» What the task requires: Check each line of the records below for the word "осведомленности" and copy those where it appears.

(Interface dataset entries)

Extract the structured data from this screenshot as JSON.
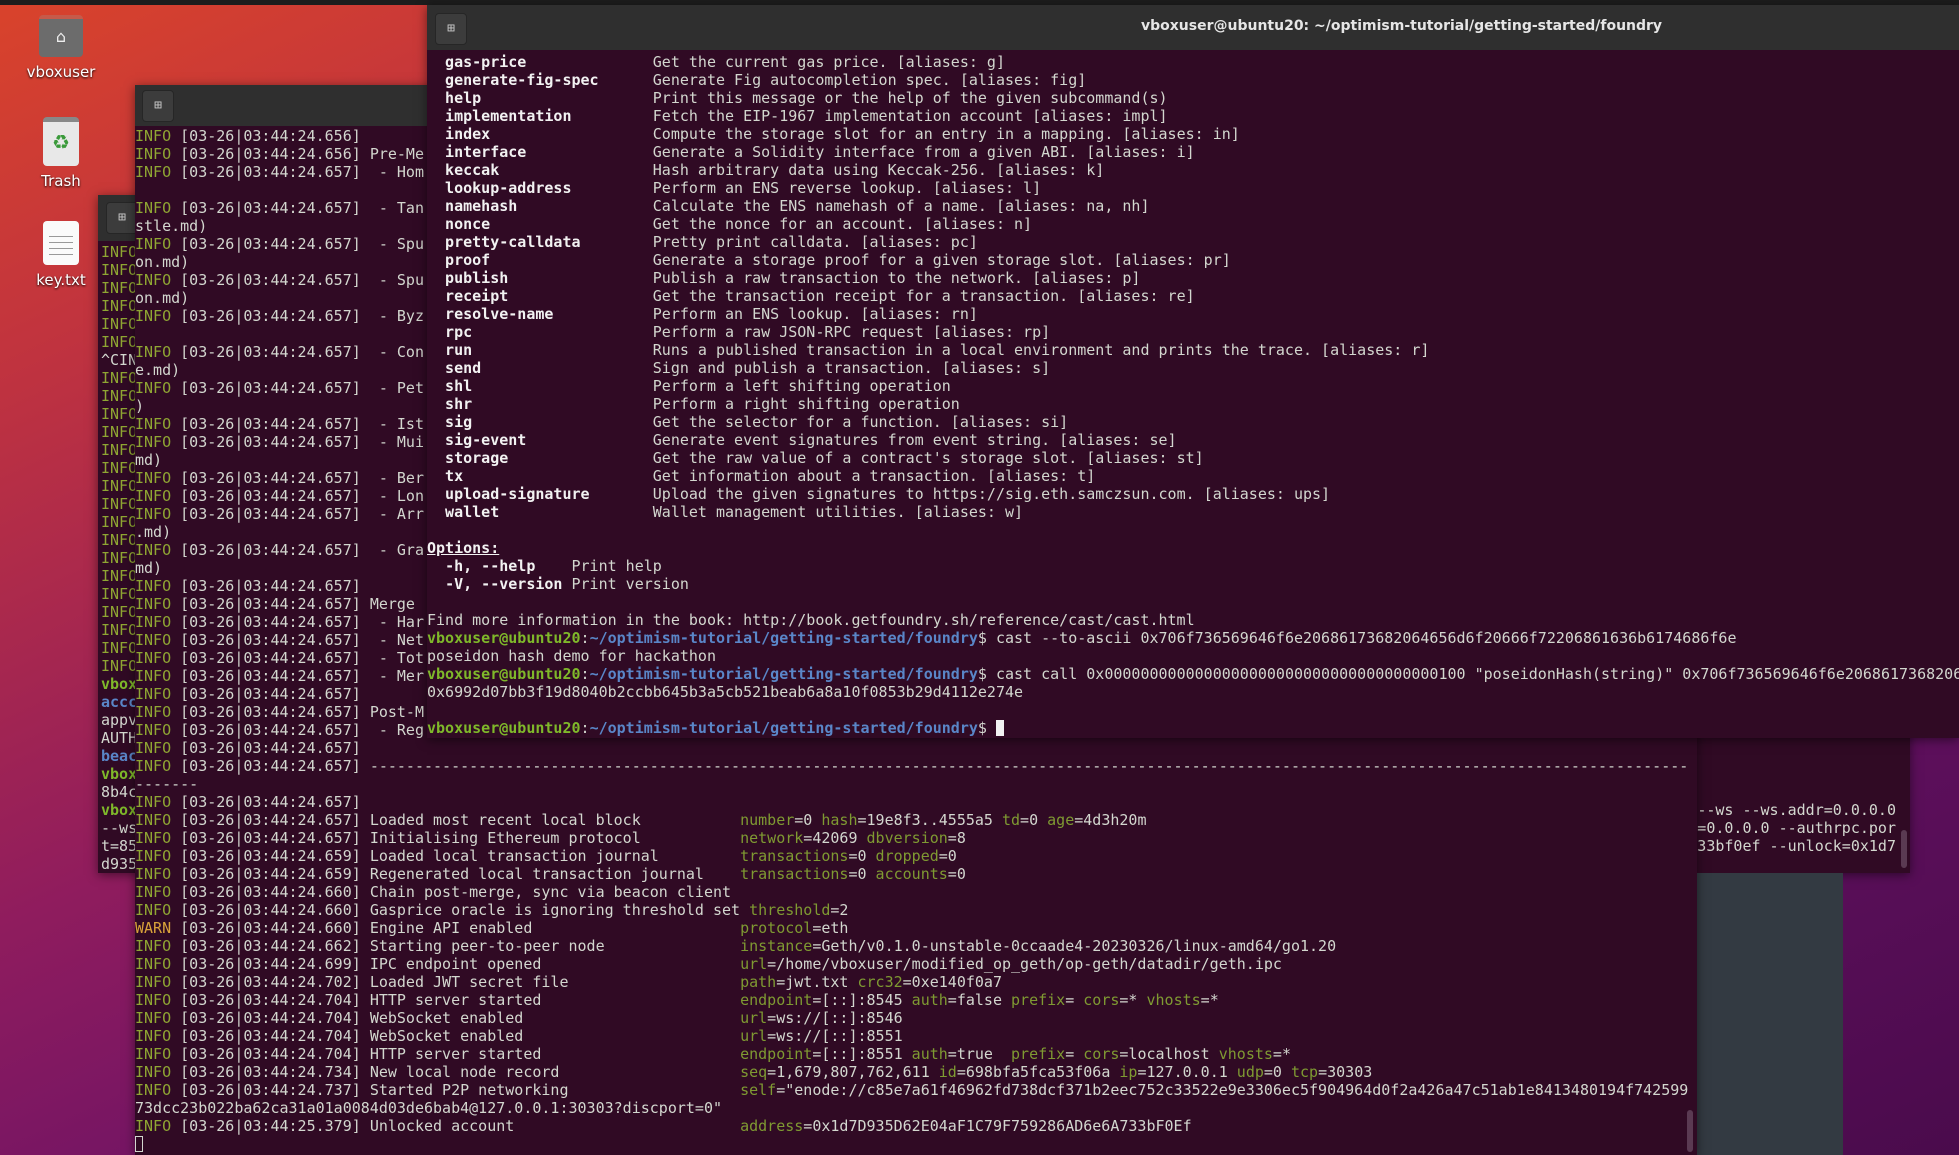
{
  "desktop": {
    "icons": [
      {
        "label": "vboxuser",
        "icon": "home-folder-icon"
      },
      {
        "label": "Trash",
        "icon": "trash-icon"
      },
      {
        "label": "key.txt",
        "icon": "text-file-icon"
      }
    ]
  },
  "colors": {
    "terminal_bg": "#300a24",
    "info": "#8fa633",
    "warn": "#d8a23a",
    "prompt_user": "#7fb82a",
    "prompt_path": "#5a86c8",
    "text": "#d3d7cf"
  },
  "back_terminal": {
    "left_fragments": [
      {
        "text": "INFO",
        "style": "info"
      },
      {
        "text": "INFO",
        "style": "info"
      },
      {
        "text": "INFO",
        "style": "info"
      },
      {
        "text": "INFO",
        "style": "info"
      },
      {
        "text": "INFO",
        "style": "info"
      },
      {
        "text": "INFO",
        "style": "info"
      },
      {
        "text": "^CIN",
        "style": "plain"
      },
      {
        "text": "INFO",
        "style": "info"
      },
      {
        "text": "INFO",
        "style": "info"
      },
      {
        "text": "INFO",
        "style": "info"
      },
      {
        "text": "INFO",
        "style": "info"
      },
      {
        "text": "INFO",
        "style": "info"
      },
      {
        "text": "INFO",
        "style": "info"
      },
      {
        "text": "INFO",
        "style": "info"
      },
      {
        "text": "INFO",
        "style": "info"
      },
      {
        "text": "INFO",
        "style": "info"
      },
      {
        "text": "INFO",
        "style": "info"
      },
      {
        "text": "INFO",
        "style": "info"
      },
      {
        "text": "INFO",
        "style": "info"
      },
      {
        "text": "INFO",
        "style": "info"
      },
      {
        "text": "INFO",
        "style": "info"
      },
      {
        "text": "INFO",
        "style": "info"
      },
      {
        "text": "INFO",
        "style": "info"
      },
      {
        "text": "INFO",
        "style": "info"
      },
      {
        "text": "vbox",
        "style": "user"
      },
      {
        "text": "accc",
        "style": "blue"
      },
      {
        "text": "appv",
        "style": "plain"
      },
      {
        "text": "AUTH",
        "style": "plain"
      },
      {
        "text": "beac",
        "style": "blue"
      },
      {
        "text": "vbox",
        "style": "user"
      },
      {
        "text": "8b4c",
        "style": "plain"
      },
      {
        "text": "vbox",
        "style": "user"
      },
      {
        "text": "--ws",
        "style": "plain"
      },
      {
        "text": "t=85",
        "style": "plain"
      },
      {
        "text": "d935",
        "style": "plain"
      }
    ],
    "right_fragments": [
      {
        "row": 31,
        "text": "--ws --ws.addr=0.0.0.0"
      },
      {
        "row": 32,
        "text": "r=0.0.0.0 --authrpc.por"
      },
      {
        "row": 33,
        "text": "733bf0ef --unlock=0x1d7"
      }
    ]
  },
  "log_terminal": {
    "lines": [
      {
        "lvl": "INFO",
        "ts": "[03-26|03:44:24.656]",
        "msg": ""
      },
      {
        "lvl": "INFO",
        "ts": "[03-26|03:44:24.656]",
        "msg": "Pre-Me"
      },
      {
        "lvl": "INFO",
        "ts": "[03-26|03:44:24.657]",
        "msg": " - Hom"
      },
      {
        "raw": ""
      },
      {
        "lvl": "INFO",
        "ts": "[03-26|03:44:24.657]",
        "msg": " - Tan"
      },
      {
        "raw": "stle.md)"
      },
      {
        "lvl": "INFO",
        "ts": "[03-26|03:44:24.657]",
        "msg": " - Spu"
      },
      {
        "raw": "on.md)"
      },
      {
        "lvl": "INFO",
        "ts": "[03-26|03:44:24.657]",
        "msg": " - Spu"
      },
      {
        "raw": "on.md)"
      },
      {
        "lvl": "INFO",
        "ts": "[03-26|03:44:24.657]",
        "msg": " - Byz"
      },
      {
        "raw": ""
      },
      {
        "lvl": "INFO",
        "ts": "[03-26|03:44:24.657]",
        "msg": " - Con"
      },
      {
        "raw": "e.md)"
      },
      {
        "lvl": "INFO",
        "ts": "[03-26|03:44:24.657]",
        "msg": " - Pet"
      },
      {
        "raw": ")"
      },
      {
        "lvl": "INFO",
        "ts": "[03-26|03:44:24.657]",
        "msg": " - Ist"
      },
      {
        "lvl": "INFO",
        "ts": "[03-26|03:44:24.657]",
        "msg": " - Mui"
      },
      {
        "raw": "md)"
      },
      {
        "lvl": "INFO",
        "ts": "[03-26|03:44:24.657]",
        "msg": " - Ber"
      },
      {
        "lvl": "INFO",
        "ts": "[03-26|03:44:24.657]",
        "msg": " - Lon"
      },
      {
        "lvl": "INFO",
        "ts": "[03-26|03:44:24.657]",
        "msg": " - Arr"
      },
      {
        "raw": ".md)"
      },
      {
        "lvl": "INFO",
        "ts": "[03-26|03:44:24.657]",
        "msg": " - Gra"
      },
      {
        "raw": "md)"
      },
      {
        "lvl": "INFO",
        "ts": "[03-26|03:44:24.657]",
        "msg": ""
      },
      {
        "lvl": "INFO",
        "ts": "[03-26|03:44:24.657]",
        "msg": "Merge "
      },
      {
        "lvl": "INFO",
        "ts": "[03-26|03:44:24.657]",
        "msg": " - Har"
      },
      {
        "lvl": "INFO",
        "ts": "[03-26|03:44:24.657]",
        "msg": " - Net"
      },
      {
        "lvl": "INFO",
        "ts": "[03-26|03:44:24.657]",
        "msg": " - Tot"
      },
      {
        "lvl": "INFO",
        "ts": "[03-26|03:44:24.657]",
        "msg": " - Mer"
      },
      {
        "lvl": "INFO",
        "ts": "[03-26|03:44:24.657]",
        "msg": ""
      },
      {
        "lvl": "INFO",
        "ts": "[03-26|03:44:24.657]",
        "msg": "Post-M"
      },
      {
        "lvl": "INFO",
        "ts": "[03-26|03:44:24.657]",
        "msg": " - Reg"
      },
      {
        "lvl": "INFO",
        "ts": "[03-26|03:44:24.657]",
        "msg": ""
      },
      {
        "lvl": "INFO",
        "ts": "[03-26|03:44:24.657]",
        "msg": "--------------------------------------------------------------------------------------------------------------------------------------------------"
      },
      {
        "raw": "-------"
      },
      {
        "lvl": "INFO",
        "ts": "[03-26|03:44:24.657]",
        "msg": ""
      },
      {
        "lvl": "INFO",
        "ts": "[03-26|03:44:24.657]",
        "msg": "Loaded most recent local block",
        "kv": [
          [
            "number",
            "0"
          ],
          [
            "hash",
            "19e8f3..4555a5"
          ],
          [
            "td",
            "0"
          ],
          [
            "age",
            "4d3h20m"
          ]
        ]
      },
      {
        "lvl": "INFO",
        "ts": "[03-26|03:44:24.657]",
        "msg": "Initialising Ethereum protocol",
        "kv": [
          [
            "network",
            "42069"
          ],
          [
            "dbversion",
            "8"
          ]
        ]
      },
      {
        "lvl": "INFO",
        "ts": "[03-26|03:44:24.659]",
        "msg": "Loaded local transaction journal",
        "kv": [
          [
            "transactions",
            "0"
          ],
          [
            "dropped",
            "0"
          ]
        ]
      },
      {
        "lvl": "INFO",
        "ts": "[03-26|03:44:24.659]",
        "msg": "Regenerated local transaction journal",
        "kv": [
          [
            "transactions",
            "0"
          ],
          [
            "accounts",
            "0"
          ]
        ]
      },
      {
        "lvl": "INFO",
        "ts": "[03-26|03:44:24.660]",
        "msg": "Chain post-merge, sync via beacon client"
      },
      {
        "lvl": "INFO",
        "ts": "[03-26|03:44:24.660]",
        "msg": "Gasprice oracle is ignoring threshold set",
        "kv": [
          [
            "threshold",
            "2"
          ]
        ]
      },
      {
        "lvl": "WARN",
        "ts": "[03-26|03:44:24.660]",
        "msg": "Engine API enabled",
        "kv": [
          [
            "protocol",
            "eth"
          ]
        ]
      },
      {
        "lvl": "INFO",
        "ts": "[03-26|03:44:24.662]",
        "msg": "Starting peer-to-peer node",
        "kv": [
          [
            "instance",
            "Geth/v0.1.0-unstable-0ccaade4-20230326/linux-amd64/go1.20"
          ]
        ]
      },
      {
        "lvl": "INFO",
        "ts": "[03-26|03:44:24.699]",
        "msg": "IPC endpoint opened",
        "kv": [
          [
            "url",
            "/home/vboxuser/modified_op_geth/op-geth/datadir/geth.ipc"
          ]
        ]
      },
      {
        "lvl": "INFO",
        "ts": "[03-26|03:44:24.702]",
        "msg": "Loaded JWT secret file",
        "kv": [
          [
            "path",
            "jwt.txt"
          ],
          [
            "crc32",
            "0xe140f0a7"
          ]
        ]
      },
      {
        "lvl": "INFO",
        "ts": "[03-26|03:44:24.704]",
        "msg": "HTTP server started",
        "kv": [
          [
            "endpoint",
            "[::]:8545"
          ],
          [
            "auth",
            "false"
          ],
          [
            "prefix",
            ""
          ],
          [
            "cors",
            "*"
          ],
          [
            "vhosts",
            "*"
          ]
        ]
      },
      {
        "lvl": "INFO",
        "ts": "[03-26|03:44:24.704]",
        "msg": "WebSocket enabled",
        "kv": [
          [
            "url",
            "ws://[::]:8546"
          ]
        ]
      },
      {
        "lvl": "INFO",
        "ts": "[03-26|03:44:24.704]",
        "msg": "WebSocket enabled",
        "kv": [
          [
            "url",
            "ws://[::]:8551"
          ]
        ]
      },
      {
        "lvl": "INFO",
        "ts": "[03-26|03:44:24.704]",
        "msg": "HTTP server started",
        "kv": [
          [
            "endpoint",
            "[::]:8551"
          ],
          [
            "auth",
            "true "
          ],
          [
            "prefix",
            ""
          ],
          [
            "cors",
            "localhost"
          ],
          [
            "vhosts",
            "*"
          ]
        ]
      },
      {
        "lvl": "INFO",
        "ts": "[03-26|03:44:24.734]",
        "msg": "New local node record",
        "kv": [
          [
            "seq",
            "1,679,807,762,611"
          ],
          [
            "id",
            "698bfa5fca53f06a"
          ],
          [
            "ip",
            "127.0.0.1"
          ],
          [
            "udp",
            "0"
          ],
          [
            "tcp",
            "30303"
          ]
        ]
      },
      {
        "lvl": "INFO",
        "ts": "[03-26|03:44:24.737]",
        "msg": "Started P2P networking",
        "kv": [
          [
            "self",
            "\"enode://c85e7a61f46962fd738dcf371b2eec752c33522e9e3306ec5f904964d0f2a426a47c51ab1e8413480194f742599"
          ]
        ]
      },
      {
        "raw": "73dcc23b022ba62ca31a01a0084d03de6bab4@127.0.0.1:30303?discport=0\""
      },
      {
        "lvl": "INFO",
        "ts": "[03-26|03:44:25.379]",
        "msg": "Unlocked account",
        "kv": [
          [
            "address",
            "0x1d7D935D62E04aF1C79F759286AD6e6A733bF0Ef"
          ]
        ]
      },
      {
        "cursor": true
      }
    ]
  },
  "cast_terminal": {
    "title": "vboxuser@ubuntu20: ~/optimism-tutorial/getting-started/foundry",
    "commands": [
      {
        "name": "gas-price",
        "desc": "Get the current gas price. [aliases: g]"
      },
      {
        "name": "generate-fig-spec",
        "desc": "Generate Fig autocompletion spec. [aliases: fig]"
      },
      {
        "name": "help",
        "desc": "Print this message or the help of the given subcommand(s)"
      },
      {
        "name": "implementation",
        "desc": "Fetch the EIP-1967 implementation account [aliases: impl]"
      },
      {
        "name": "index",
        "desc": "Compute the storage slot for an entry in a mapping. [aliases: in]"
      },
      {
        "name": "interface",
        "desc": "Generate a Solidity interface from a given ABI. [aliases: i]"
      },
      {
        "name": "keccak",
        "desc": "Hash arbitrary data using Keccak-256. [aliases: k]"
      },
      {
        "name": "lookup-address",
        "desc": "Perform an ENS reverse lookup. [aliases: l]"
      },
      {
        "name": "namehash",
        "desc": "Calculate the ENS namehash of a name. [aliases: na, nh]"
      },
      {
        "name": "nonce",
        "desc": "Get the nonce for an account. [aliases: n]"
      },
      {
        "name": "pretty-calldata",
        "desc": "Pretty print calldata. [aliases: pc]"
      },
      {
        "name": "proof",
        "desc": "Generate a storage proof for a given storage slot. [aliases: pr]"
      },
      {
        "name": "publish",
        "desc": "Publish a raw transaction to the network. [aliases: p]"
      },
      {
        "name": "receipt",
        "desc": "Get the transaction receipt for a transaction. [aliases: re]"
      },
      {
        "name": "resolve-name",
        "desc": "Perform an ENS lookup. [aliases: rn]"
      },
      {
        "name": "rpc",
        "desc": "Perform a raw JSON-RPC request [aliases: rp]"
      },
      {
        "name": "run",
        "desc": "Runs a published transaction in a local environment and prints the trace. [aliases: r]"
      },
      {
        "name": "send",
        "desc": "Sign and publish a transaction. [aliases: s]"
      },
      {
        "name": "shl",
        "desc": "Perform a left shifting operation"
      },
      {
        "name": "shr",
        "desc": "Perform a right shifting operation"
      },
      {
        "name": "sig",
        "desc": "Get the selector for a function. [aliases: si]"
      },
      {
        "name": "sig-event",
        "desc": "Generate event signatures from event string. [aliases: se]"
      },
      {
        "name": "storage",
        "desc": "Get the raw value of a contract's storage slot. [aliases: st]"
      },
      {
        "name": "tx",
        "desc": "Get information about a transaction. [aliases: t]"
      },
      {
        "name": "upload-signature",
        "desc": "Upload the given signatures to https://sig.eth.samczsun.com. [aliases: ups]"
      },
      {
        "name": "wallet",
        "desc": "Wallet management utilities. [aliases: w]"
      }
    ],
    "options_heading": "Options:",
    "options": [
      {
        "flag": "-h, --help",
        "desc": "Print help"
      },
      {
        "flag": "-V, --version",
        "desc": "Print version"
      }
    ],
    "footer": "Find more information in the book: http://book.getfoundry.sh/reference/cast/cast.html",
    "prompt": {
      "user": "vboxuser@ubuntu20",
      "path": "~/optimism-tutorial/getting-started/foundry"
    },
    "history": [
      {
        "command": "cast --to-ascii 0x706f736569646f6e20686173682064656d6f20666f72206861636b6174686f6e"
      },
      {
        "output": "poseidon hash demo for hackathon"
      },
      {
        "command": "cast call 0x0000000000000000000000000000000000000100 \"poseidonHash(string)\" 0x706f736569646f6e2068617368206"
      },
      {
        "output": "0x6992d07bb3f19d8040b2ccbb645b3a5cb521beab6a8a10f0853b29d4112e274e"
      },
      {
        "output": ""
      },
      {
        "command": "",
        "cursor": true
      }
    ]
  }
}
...
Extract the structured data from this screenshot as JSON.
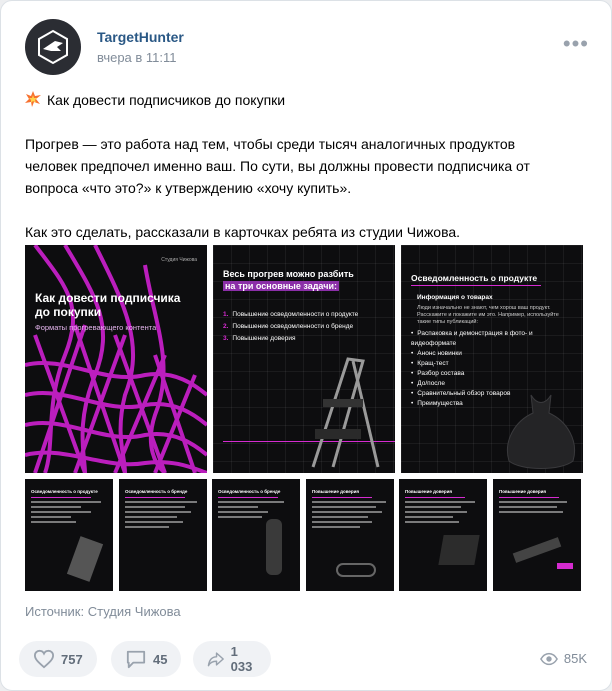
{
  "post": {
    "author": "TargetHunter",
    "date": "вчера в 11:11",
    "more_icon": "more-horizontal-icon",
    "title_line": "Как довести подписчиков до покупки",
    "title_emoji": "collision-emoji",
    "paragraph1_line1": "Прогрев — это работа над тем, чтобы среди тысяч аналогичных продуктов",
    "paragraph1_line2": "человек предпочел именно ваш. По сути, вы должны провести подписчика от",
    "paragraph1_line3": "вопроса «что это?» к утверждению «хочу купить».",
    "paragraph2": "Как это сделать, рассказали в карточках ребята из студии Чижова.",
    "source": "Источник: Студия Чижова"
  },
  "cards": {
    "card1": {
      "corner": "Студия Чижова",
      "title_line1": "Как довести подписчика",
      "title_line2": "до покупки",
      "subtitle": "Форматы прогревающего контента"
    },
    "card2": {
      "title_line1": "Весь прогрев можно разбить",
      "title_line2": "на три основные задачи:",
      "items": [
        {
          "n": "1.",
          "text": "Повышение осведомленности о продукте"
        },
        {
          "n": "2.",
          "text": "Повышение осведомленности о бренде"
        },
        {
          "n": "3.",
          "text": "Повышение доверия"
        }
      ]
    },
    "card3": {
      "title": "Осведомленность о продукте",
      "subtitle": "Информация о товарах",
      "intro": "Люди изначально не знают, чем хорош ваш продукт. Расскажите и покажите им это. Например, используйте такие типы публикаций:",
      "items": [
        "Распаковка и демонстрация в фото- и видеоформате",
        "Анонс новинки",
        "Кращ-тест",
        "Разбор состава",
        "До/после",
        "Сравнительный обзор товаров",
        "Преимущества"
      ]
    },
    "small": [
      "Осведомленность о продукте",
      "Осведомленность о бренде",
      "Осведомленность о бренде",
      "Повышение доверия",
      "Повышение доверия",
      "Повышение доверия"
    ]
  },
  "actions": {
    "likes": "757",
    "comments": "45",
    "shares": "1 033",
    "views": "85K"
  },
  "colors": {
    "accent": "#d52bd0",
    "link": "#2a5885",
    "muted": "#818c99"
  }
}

» Output below:
          "text": "Повышение осведомленности о продукте"
          "text": "Повышение осведомленности о бренде"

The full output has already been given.